Toby Madden - Regional Economist
Published April 1, 2000 | April 2000 issue
"A community bank that does not change with the market will not be around in five years," predicted a Minnesota community banker in the fedgazette's fifth annual banking poll. The Gramm-Leach-Bliley Act (GLB) and the use of technology have intensified the challenges and opportunities faced by district banks. In addition, bankers expect strong local economies, increased investment and more technological innovations. These are the primary conclusions drawn from the fedgazette's poll conducted in February; of 942 banks contacted, 391 responded.
Most bankers welcome the changes provided by GLB. Nine of 10 consider the law's restrictions against commercial firms becoming unitary thrifts very important. In addition, almost half the bankers support the increased borrowing capabilities at the Federal Home Loan Bank (FHLB) and over a third think the ability to offer new services and activities is very important.
However, large banks are more likely to offer new services and activities than community banks. Over a quarter of large banks plan to be involved with real estate development compared with 14 percent of community banks. Moreover, three of five large banks will look to commercial activities that are complementary to financial activities compared with only two of five community banks.
As a result of the FHLB's relaxed loan restrictions, half the respondents expect to borrow more from the FHLB. Conversely, only 8 percent of respondents do not plan to use the FHLB for financing.

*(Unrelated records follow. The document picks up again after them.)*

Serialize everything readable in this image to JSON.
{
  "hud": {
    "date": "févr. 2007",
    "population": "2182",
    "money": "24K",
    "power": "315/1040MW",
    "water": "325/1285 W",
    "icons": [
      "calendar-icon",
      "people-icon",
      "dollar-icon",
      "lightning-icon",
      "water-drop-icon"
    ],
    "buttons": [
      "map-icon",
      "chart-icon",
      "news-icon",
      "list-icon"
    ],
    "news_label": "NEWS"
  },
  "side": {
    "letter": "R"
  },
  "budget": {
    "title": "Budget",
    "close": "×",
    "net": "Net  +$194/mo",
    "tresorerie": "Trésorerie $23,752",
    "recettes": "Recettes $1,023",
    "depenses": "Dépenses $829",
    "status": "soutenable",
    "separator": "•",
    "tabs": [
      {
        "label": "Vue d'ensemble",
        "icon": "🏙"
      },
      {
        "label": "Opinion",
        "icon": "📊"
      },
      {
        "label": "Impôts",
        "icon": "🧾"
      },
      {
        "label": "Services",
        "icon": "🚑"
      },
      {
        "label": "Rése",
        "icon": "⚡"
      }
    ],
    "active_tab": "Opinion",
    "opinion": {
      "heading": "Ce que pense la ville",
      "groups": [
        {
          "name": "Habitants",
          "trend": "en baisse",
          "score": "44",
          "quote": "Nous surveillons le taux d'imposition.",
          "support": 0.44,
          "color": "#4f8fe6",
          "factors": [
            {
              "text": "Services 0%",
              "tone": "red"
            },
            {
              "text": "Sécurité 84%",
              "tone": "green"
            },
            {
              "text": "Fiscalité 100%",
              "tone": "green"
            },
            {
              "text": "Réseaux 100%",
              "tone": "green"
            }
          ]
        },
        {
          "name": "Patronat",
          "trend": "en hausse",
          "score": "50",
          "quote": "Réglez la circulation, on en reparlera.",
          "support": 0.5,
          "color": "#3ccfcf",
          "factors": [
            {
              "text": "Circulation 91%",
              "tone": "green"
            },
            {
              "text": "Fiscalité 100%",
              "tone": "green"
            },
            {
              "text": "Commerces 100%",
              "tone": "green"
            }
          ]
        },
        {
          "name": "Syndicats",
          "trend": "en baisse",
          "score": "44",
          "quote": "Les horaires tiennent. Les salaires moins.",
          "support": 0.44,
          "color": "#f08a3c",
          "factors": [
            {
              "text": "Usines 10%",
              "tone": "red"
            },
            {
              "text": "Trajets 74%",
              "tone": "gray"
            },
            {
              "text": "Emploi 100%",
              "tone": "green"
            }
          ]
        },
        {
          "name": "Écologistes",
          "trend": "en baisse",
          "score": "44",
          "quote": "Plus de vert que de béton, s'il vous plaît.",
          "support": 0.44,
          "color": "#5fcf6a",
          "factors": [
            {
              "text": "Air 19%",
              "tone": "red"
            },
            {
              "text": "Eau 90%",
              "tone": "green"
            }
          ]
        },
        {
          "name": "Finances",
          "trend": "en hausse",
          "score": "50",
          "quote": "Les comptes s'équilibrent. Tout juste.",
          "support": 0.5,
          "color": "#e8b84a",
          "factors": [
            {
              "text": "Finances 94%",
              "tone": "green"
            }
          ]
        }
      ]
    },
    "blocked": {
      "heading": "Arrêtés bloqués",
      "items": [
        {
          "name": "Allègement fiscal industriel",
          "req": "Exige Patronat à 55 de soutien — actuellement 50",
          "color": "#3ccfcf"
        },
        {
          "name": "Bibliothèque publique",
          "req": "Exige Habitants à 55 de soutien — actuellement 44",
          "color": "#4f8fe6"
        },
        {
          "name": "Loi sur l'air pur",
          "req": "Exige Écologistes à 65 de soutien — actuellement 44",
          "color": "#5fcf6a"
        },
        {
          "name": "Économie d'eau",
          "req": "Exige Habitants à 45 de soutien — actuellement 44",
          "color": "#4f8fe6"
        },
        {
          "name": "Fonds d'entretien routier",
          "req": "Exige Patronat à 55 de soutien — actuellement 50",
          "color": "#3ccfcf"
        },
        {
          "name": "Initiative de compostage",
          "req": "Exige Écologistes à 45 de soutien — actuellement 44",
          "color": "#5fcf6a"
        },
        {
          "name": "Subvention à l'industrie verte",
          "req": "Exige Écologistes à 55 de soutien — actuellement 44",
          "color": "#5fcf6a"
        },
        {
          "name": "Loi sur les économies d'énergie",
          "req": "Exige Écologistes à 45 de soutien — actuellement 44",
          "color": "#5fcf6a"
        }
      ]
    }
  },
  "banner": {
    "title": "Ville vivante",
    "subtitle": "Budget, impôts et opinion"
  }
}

Although they may find financing more readily available, banks face intense competition from many types of financial institutions. Brokers and securities firms were rated as intense competitors by 56 percent of all respondents and 82 percent of large bank respondents. Community banks are also fierce competitors as 55 percent of all banks noted intense competition coming from this group.
Some banks are concerned about the privacy and ATM fee disclosures brought about by GLB, but privacy disclosures were considered very important by a quarter of respondents, while only 9 percent thought the ATM fee disclosures were very important. A community banker concerned with these disclosures noted, "The excessive amount of regulation in every area of our operation makes banks our size (under $100 million) [unable] to compete not only against large regional banks, but brokerage and insurance companies and large credit unions."
Even though competition is intense, bankers are optimistic about the economic prospects of their markets. Nearly half the respondents rate market prospects as good, another 14 percent excellent. Large banks are more optimistic: Over three quarters of respondents expect good or excellent economic conditions over the next two years, compared to 58 percent of community banks.
This optimism may lead to more investments in technology. While banks invested heavily in technology and Y2K preparations in 1999, nearly two-thirds of all respondents expect even greater technology investments this year.
District banks are rapidly gaining an Internet presence: 30 percent of respondents indicate that they have a Web site, and 71 percent expect to be on the Web within the next year. Large banks are using the Internet more than community banks: 62 percent currently have Web sites and 91 percent plan to have a Web site within a year. On the other hand, a quarter of community banks are now on the Web, while 68 percent expect to offer a Web site within a year.
Banks are using other technologies as well; 56 percent of respondents offer telephone account inquiries, and 76 percent will provide this service in the next year. Of all responding large banks, 87 percent currently offer this technology compared with about half the community banks. Also, in what may be interpreted as a further sign of the Web's acceptability: The fedgazette asked bankers if they preferred to receive this poll via the Web, and 18 percent responded affirmatively.
In February 942 Ninth District banks were surveyed; 391 banks, or 42 percent, responded. Respondents in this analysis have been stratified by asset size. Large banks are considered to have over $100 million in combined assets (55 respondents), while community banks have under $100 million in combined assets (336 respondents).